PROMPT = Repeat each record below exactly as it is written.

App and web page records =
· · · · · · ·

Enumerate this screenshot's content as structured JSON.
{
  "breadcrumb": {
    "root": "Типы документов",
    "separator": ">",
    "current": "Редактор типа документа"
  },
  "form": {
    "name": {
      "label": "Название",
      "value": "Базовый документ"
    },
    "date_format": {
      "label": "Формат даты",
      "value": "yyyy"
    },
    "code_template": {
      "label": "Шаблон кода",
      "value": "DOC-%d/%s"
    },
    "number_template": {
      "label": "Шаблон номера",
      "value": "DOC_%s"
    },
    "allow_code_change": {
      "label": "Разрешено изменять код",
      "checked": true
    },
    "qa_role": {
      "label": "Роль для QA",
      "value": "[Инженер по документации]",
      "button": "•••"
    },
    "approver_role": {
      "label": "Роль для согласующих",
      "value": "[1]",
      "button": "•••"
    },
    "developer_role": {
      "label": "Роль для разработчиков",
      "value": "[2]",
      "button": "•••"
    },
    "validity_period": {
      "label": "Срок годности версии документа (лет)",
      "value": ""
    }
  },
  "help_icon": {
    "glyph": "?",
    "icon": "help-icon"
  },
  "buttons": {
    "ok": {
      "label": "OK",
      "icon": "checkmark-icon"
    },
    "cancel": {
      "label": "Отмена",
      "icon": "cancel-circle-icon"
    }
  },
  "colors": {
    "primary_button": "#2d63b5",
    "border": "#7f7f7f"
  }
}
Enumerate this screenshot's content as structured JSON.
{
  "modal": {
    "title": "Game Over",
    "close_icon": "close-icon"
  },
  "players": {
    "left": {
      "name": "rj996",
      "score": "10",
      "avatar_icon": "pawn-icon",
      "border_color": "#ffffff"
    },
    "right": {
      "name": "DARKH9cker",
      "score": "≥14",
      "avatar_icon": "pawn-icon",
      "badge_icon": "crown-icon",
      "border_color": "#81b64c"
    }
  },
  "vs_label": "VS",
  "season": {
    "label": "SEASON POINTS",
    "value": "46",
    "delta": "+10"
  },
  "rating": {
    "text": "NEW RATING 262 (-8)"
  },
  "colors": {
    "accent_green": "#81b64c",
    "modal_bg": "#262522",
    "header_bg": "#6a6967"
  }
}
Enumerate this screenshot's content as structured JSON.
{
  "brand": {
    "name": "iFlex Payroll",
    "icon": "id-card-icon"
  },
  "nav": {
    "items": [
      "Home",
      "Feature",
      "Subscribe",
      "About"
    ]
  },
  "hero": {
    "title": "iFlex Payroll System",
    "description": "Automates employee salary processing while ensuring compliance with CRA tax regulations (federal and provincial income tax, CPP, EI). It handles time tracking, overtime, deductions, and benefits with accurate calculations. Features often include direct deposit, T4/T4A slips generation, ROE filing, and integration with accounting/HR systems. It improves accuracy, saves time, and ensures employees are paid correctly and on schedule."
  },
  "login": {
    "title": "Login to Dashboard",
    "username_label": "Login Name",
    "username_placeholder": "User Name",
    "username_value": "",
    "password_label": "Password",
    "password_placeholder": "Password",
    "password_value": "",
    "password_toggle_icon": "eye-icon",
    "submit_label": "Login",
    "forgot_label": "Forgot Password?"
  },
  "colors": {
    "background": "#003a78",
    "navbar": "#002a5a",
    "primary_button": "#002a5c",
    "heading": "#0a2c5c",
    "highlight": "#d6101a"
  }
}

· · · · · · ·

ANSWER TO THIS EXERCISE =
Enumerate this screenshot's content as structured JSON.
{
  "breadcrumb": {
    "root": "Типы документов",
    "separator": ">",
    "current": "Редактор типа документа"
  },
  "form": {
    "name": {
      "label": "Название",
      "value": "Базовый документ"
    },
    "date_format": {
      "label": "Формат даты",
      "value": "yyyy"
    },
    "code_template": {
      "label": "Шаблон кода",
      "value": "DOC-%d/%s"
    },
    "number_template": {
      "label": "Шаблон номера",
      "value": "DOC_%s"
    },
    "allow_code_change": {
      "label": "Разрешено изменять код",
      "checked": true
    },
    "qa_role": {
      "label": "Роль для QA",
      "value": "[Инженер по документации]",
      "button": "•••"
    },
    "approver_role": {
      "label": "Роль для согласующих",
      "value": "[1]",
      "button": "•••"
    },
    "developer_role": {
      "label": "Роль для разработчиков",
      "value": "[2]",
      "button": "•••"
    },
    "validity_period": {
      "label": "Срок годности версии документа (лет)",
      "value": ""
    }
  },
  "help_icon": {
    "glyph": "?",
    "icon": "help-icon"
  },
  "buttons": {
    "ok": {
      "label": "OK",
      "icon": "checkmark-icon"
    },
    "cancel": {
      "label": "Отмена",
      "icon": "cancel-circle-icon"
    }
  },
  "colors": {
    "primary_button": "#2d63b5",
    "border": "#7f7f7f"
  }
}
Enumerate this screenshot's content as structured JSON.
{
  "modal": {
    "title": "Game Over",
    "close_icon": "close-icon"
  },
  "players": {
    "left": {
      "name": "rj996",
      "score": "10",
      "avatar_icon": "pawn-icon",
      "border_color": "#ffffff"
    },
    "right": {
      "name": "DARKH9cker",
      "score": "≥14",
      "avatar_icon": "pawn-icon",
      "badge_icon": "crown-icon",
      "border_color": "#81b64c"
    }
  },
  "vs_label": "VS",
  "season": {
    "label": "SEASON POINTS",
    "value": "46",
    "delta": "+10"
  },
  "rating": {
    "text": "NEW RATING 262 (-8)"
  },
  "colors": {
    "accent_green": "#81b64c",
    "modal_bg": "#262522",
    "header_bg": "#6a6967"
  }
}
Enumerate this screenshot's content as structured JSON.
{
  "brand": {
    "name": "iFlex Payroll",
    "icon": "id-card-icon"
  },
  "nav": {
    "items": [
      "Home",
      "Feature",
      "Subscribe",
      "About"
    ]
  },
  "hero": {
    "title": "iFlex Payroll System",
    "description": "Automates employee salary processing while ensuring compliance with CRA tax regulations (federal and provincial income tax, CPP, EI). It handles time tracking, overtime, deductions, and benefits with accurate calculations. Features often include direct deposit, T4/T4A slips generation, ROE filing, and integration with accounting/HR systems. It improves accuracy, saves time, and ensures employees are paid correctly and on schedule."
  },
  "login": {
    "title": "Login to Dashboard",
    "username_label": "Login Name",
    "username_placeholder": "User Name",
    "username_value": "",
    "password_label": "Password",
    "password_placeholder": "Password",
    "password_value": "",
    "password_toggle_icon": "eye-icon",
    "submit_label": "Login",
    "forgot_label": "Forgot Password?"
  },
  "colors": {
    "background": "#003a78",
    "navbar": "#002a5a",
    "primary_button": "#002a5c",
    "heading": "#0a2c5c",
    "highlight": "#d6101a"
  }
}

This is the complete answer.